An obvious red flag is if you’ve received complaints from co-workers about your space, or worse yet, from your boss or supervisor. It’s easy to get comfy with one’s own clutter, but someone else’s is not so nice. Try to see it with the eyes of your colleagues. A great way to do that is to take photos of your workspace, and view them later when you’re not at work. Take shots from a number of angles, and you might see what your boss and colleagues see, and what perhaps you no longer see. That’s the first of my office organizing tips: Take honest stock of the situation.
Another important starting point is to make the distinction between clutter and trash. If you have used coffee cups, food containers, candy wrappers, uneaten anything, or little tumbleweeds of dust drifting across the prairie of your desk top, then you need to get to work. Happily, this is one of the easiest things to fix. Throw out the cups, food waste, gum wrappers, etc., and get out the spray cleaner and a paper towel, shove your work papers to one side (we’ll deal with those later) and apply some elbow grease. Make it a habit to remove all such debris every day before you leave, and receive the thankful smiles of your colleagues in return. That’s a biggie among my office organizing tips: Stay ahead of it!
Despite technology, the workplace still generates tons of paper, and a good deal of it tends to collect in various shapes on desktops around the world. As a NYC Professional Organizer I see this everywhere I go. Dealing with paper organization is an ongoing task, but it doesn’t have to be an overwhelming one. Choose one day per week to completely clear out your in-box. Throw out or recycle anything old, anything that’s already been handled, menus, memos, or that cute cartoon you meant to put on the office bulletin board six months ago. Papers should only collect temporarily in your in-box, as that space is specifically designated for new, incoming mail.

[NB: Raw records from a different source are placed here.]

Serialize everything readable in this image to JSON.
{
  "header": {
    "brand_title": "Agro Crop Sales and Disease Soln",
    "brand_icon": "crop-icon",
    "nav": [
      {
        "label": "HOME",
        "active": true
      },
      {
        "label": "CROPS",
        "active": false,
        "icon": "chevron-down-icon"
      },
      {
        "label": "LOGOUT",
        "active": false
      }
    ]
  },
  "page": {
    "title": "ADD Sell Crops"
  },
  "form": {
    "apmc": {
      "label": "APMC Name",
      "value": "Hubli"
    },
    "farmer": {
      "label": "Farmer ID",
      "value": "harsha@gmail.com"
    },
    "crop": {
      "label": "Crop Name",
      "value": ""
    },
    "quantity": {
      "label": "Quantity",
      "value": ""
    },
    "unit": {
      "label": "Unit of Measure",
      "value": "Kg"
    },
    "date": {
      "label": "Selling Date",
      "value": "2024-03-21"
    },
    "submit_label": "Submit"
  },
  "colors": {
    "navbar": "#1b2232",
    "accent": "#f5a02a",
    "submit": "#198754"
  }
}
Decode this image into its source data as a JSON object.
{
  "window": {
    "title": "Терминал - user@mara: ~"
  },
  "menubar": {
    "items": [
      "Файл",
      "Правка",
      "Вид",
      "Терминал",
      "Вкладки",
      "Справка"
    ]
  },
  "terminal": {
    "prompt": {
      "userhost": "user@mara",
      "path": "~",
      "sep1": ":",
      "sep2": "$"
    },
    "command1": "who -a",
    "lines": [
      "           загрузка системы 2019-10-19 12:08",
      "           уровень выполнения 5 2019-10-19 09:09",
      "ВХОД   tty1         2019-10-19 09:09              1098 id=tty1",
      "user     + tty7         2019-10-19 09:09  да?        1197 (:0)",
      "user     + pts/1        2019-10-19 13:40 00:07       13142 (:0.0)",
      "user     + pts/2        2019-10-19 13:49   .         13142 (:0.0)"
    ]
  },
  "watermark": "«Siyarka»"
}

If despite all this you feel that your office is still wildly out of control, consider coming in on a weekend or holiday. You can wear your sweatpants, bring a thermos of your favorite coffee, play music, and enjoy a relaxed environment as you sort through your piles of stuff.

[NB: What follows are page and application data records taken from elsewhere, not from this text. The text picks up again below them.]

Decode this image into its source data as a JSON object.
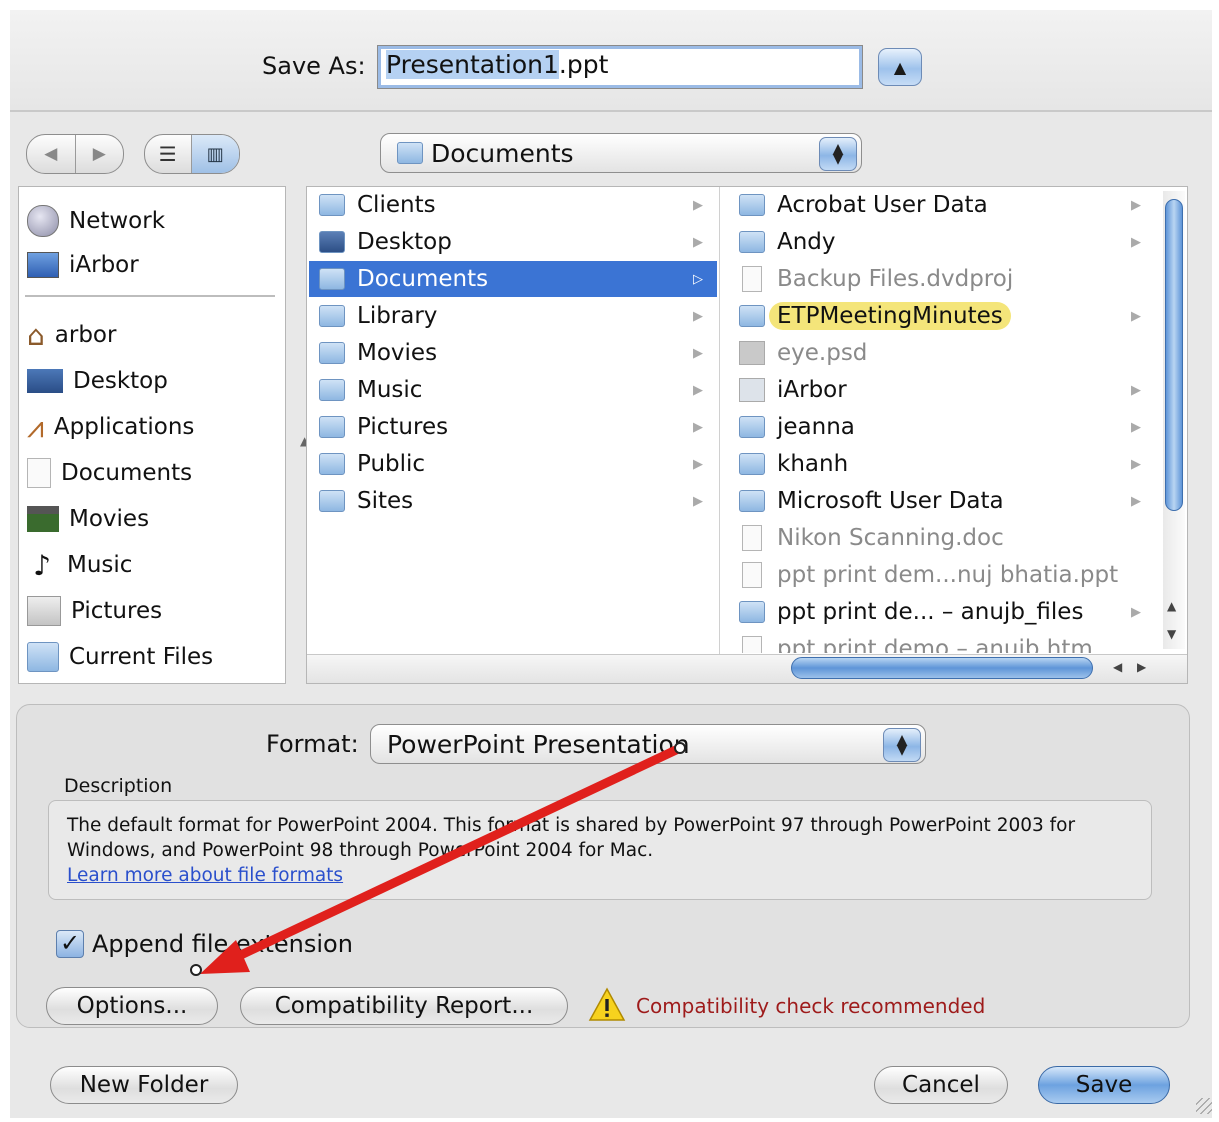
{
  "save_as": {
    "label": "Save As:",
    "filename_selected": "Presentation1",
    "filename_ext": ".ppt",
    "toggle_icon": "triangle-up-icon"
  },
  "toolbar": {
    "back_icon": "back-arrow-icon",
    "forward_icon": "forward-arrow-icon",
    "list_view_icon": "list-view-icon",
    "column_view_icon": "column-view-icon",
    "location": "Documents"
  },
  "sidebar": {
    "devices": [
      "Network",
      "iArbor"
    ],
    "places": [
      "arbor",
      "Desktop",
      "Applications",
      "Documents",
      "Movies",
      "Music",
      "Pictures",
      "Current Files"
    ]
  },
  "browser": {
    "column1": [
      "Clients",
      "Desktop",
      "Documents",
      "Library",
      "Movies",
      "Music",
      "Pictures",
      "Public",
      "Sites"
    ],
    "column1_selected": "Documents",
    "column2": [
      {
        "name": "Acrobat User Data",
        "kind": "folder"
      },
      {
        "name": "Andy",
        "kind": "folder"
      },
      {
        "name": "Backup Files.dvdproj",
        "kind": "file-dim"
      },
      {
        "name": "ETPMeetingMinutes",
        "kind": "folder-labeled"
      },
      {
        "name": "eye.psd",
        "kind": "file-dim"
      },
      {
        "name": "iArbor",
        "kind": "folder"
      },
      {
        "name": "jeanna",
        "kind": "folder"
      },
      {
        "name": "khanh",
        "kind": "folder"
      },
      {
        "name": "Microsoft User Data",
        "kind": "folder"
      },
      {
        "name": "Nikon Scanning.doc",
        "kind": "file-dim"
      },
      {
        "name": "ppt print dem...nuj bhatia.ppt",
        "kind": "file-dim"
      },
      {
        "name": "ppt print de... – anujb_files",
        "kind": "folder"
      },
      {
        "name": "ppt print demo – anujb.htm",
        "kind": "file-dim"
      }
    ]
  },
  "format": {
    "label": "Format:",
    "value": "PowerPoint Presentation",
    "description_label": "Description",
    "description_text": "The default format for PowerPoint 2004. This format is shared by PowerPoint 97 through PowerPoint 2003 for Windows, and PowerPoint 98 through PowerPoint 2004 for Mac.",
    "learn_more": "Learn more about file formats",
    "append_ext_label": "Append file extension",
    "append_ext_checked": true,
    "options_button": "Options...",
    "compat_button": "Compatibility Report...",
    "compat_warning": "Compatibility check recommended",
    "warning_icon": "warning-triangle-icon"
  },
  "footer": {
    "new_folder": "New Folder",
    "cancel": "Cancel",
    "save": "Save"
  },
  "colors": {
    "selection": "#3b74d4",
    "annotation_arrow": "#e0201c",
    "warning_text": "#9e1b1b",
    "label_highlight": "#f4e57a"
  }
}
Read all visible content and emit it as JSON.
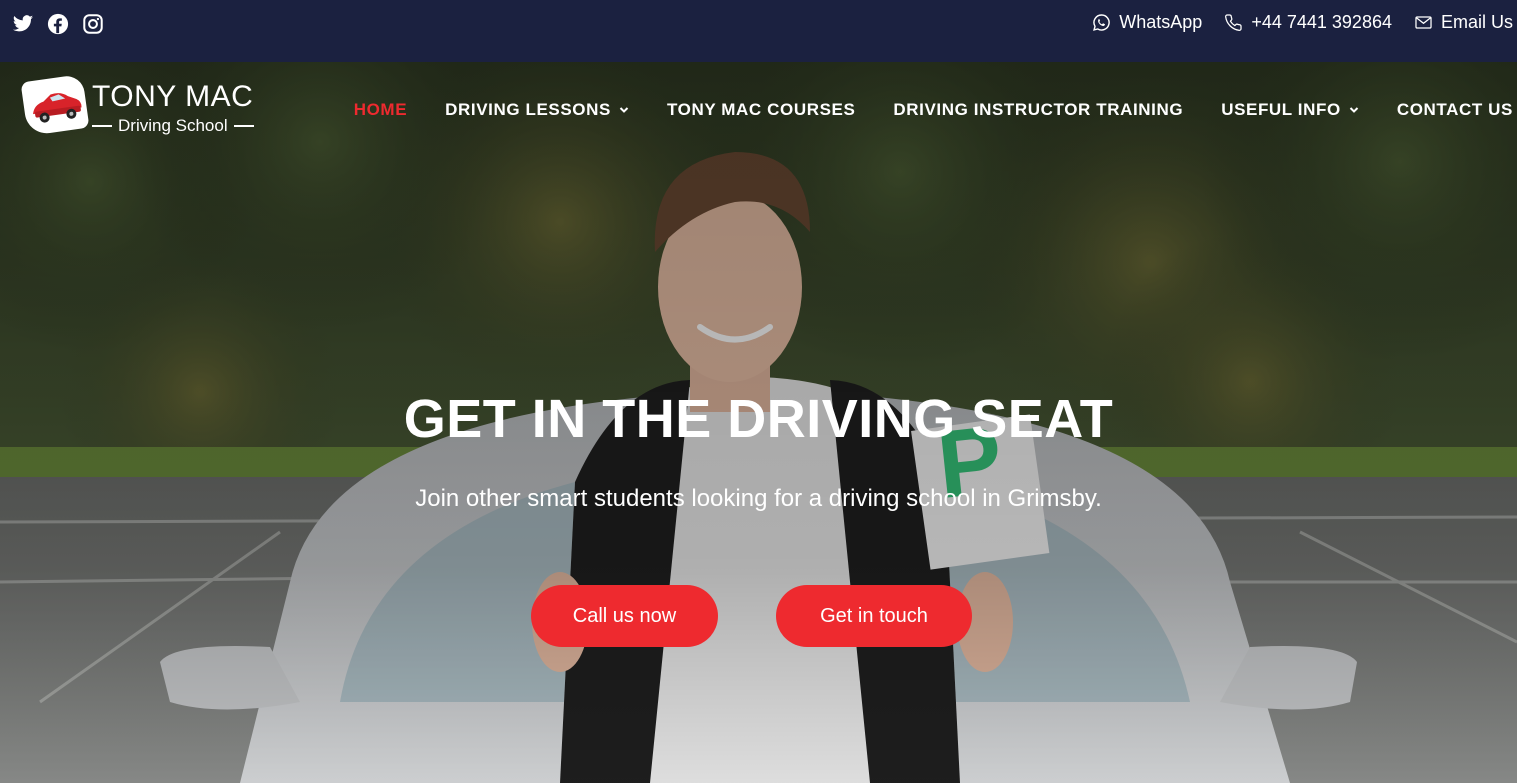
{
  "topbar": {
    "social_icons": [
      "twitter-icon",
      "facebook-icon",
      "instagram-icon"
    ],
    "contacts": [
      {
        "icon": "whatsapp-icon",
        "label": "WhatsApp"
      },
      {
        "icon": "phone-icon",
        "label": "+44 7441 392864"
      },
      {
        "icon": "mail-icon",
        "label": "Email Us"
      }
    ]
  },
  "logo": {
    "title": "TONY MAC",
    "subtitle": "Driving School"
  },
  "nav": {
    "items": [
      {
        "label": "HOME",
        "active": true,
        "dropdown": false
      },
      {
        "label": "DRIVING LESSONS",
        "active": false,
        "dropdown": true
      },
      {
        "label": "TONY MAC COURSES",
        "active": false,
        "dropdown": false
      },
      {
        "label": "DRIVING INSTRUCTOR TRAINING",
        "active": false,
        "dropdown": false
      },
      {
        "label": "USEFUL INFO",
        "active": false,
        "dropdown": true
      },
      {
        "label": "CONTACT US",
        "active": false,
        "dropdown": false
      }
    ]
  },
  "hero": {
    "title": "GET IN THE DRIVING SEAT",
    "subtitle": "Join other smart students looking for a driving school in Grimsby.",
    "cta_call": "Call us now",
    "cta_touch": "Get in touch",
    "plate_letter": "P"
  },
  "colors": {
    "topbar_bg": "#1b2140",
    "accent_red": "#ee2a2f",
    "l_plate_green": "#0f8a4a"
  }
}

Remember, keeping your office organized is not about passing a white-glove inspection. It is about creating an environment where work and ideas can flow in and out.